What do you think about alli? Take my poll.
I’ve talked a little about alli in general; I even did some math to figure out exactly how many calories alli will block – around 180 calories per day based on a 2300 cal/day diet and following GSK’s recommended maximum fat consumption. If someone can simply drink one less Mountain Dew a day and get the same benefits as taking alli without all the nasty side effects, why is GSK spending the money to bring alli to the market?
Alli will be marketed as a
weight-loss pill lifestyle-change pill. Broadcast advertisements for OTC drugs are regulated by the Federal Trade Commission, as opposed to ads for prescription drugs, which are regulated by the FDA. Under the Federal Trade Commission Act:
- advertising must be truthful and non-deceptive;
- advertisers must have evidence to back up their claims; and
- advertisements cannot be unfair.
Because the FTC carries a less-onerous test for drug advertising, GSK will be able to make much craftier claims about the drug and have much more leeway than Roche had with Xenical. Specifically, there is no requirement for listing side effects, limitations in use and a balance between effectiveness/advertising and indications/side effects. Likely, we will soon begin seeing commercials that focus on losing 8lbs for every 5 you would normally lose. If they’re crafty enough, they’ll even create an emotion-based illusion that the alli pill inspires the lifestyle changes suggested by the myalli.com program without the hard work associated with making lifestyle changes. Effectively, they will market a lifestyle-change pill. Never mind the skidmarks.
GSK sells multivitamins. Since alli blocks fat, it will also block the body’s ingestion of fat-soluble vitamins, like A, D, E and K. If I were a marketing consultant at GSK (and surely they’ve already thought of this), I’d be putting this fact in all alli literature as a preemptive disclosure and use it to my advantage by selling multivitamins either stocked next to alli on the shelves or even boxed with alli as a “kit.” GSK already sells multivitamins in the US - Geritol already has A, D, E and K in the formula.

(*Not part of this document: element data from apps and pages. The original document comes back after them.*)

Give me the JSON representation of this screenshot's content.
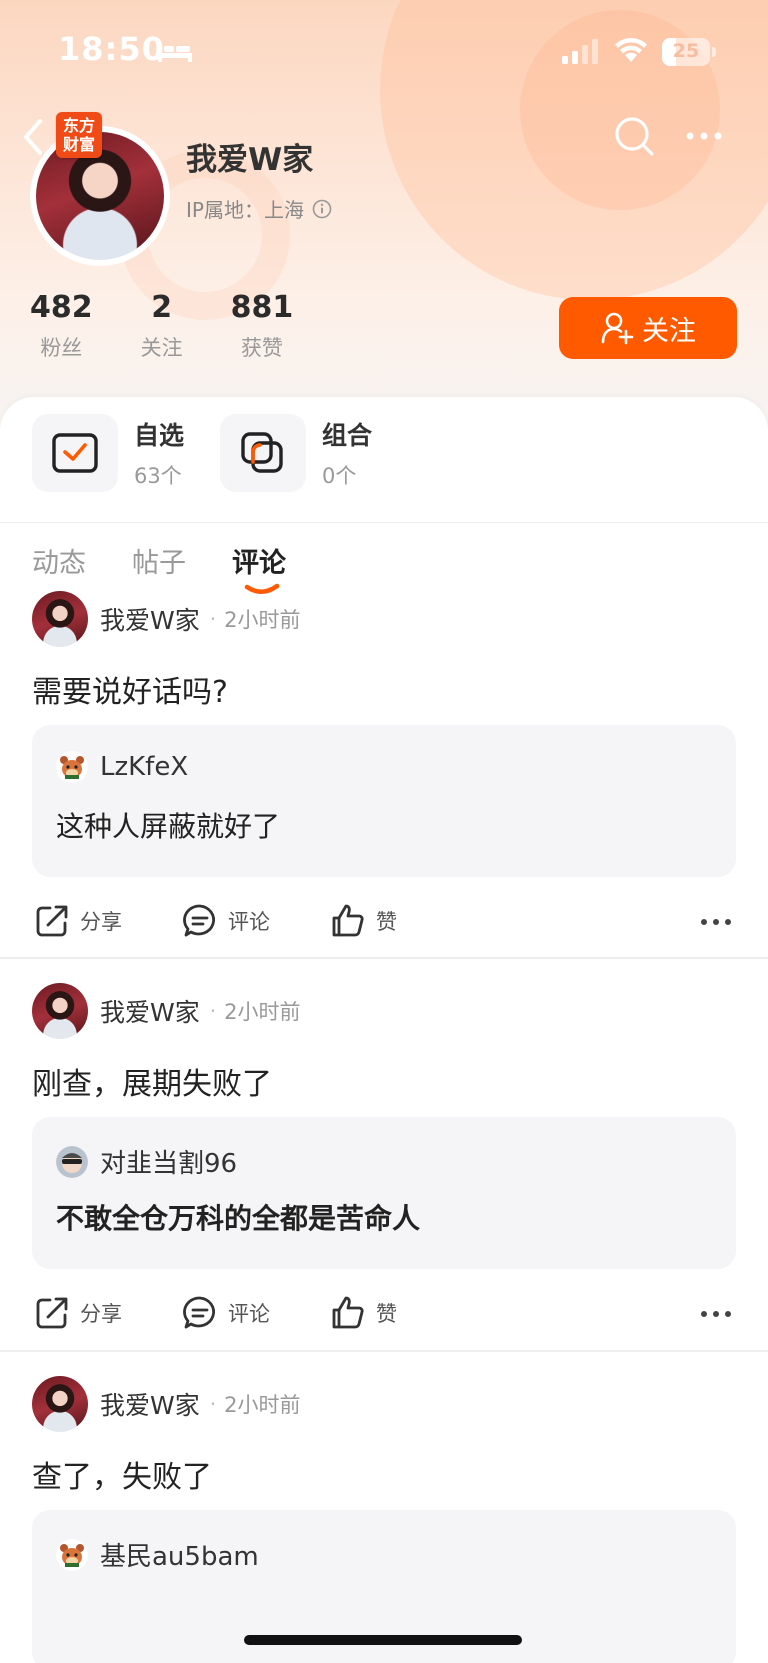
{
  "status_bar": {
    "time": "18:50",
    "battery": "25"
  },
  "profile": {
    "brand_badge": "东方财富",
    "name": "我爱W家",
    "ip_location": "IP属地：上海",
    "stats": [
      {
        "value": "482",
        "label": "粉丝"
      },
      {
        "value": "2",
        "label": "关注"
      },
      {
        "value": "881",
        "label": "获赞"
      }
    ],
    "follow_label": "关注"
  },
  "shortcuts": [
    {
      "title": "自选",
      "count": "63个",
      "icon": "watchlist-check-icon"
    },
    {
      "title": "组合",
      "count": "0个",
      "icon": "portfolio-squares-icon"
    }
  ],
  "tabs": [
    {
      "label": "动态",
      "active": false
    },
    {
      "label": "帖子",
      "active": false
    },
    {
      "label": "评论",
      "active": true
    }
  ],
  "posts": [
    {
      "author": "我爱W家",
      "time": "2小时前",
      "text": "需要说好话吗?",
      "quote_user": "LzKfeX",
      "quote_text": "这种人屏蔽就好了"
    },
    {
      "author": "我爱W家",
      "time": "2小时前",
      "text": "刚查，展期失败了",
      "quote_user": "对韭当割96",
      "quote_text": "不敢全仓万科的全都是苦命人"
    },
    {
      "author": "我爱W家",
      "time": "2小时前",
      "text": "查了，失败了",
      "quote_user": "基民au5bam",
      "quote_text": ""
    }
  ],
  "actions": {
    "share": "分享",
    "comment": "评论",
    "like": "赞"
  },
  "colors": {
    "accent": "#ff5a00",
    "brand_badge": "#f04a16"
  }
}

So, let’s do a little more math. We’ll take that unscientific MSNBC poll I mentioned before – 59% of 137,301 respondents are in favor of taking alli. Walgreens sells Geritol Complete for $5.00 per 40 pills. If just the 81,008 respondents polling favorably take alli along with Geritol Complete, that’s an additional $405,040.00 per month for GSK – and that’s just based on 137,301 respondents. I’m betting it won’t be long after alli’s release that GSK releases a specially-formulated multivitamin containing just the fat-soluble vitamins (and omega-3 for buzzword recognition), and I guarantee their profit margin will be higher on that pill. Using organic growth methods, GSK will double their consumer base using a complementary pill they already manufacture – no R&D cost, very little marketing cost, very high profit margin.

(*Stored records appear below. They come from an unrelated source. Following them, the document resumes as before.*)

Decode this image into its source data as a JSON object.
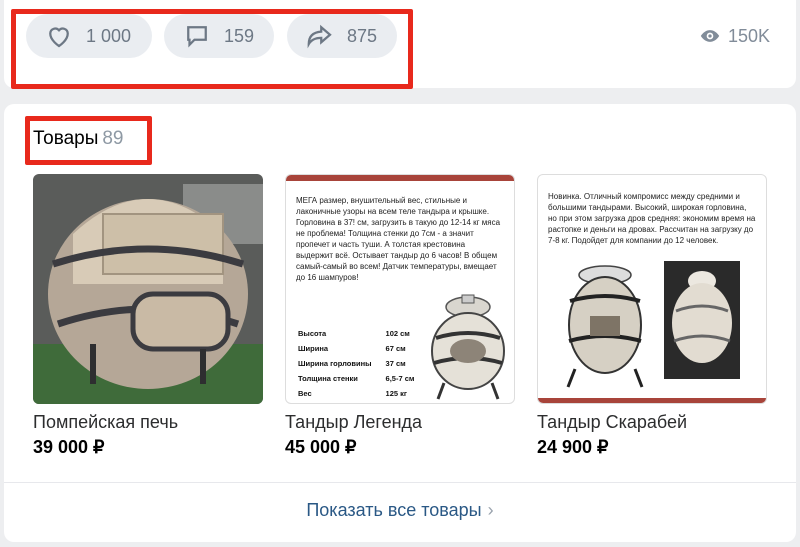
{
  "actions": {
    "likes": "1 000",
    "comments": "159",
    "shares": "875",
    "views": "150K"
  },
  "products_section": {
    "title": "Товары",
    "count": "89",
    "show_all": "Показать все товары",
    "items": [
      {
        "name": "Помпейская печь",
        "price": "39 000 ₽"
      },
      {
        "name": "Тандыр Легенда",
        "price": "45 000 ₽",
        "flyer_text": "МЕГА размер, внушительный вес, стильные и лаконичные узоры на всем теле тандыра и крышке. Горловина в 37! см, загрузить в такую до 12-14 кг мяса не проблема! Толщина стенки до 7см - а значит пропечет и часть туши. А толстая крестовина выдержит всё. Остывает тандыр до 6 часов! В общем самый-самый во всем! Датчик температуры, вмещает до 16 шампуров!",
        "specs": [
          {
            "label": "Высота",
            "value": "102 см"
          },
          {
            "label": "Ширина",
            "value": "67 см"
          },
          {
            "label": "Ширина горловины",
            "value": "37 см"
          },
          {
            "label": "Толщина стенки",
            "value": "6,5-7 см"
          },
          {
            "label": "Вес",
            "value": "125 кг"
          }
        ]
      },
      {
        "name": "Тандыр Скарабей",
        "price": "24 900 ₽",
        "flyer_text": "Новинка. Отличный компромисс между средними и большими тандырами. Высокий, широкая горловина, но при этом загрузка дров средняя: экономим время на растопке и деньги на дровах. Рассчитан на загрузку до 7-8 кг. Подойдет для компании до 12 человек."
      }
    ]
  },
  "colors": {
    "highlight_frame": "#e8291c",
    "link": "#2a5885",
    "pill_bg": "#eaedf1"
  }
}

All in the name of Americans refusing to eat one less hotdog a day.